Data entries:

• • • •

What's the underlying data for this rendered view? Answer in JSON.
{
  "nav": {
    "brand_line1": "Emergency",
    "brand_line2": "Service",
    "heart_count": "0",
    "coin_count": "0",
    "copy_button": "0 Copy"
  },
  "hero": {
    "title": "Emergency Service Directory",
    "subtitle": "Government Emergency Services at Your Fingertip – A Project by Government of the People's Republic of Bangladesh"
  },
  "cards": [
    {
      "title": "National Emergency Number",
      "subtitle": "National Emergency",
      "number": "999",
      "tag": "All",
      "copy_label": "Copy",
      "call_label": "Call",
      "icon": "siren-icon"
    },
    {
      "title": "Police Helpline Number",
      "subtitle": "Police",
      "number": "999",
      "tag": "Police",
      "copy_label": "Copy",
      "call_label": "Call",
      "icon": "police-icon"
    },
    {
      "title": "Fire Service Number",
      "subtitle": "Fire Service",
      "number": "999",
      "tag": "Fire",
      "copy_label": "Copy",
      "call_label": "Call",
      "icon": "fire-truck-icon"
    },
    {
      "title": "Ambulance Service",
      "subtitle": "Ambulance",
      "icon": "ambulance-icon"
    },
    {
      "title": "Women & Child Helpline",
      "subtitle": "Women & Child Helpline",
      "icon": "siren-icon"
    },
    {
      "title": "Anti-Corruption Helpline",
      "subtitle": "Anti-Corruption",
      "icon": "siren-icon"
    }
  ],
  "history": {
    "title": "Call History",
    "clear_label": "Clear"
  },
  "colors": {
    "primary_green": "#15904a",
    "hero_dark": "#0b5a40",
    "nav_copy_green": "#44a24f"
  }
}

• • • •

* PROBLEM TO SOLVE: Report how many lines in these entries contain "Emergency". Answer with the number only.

* TASK RESPONSE: 5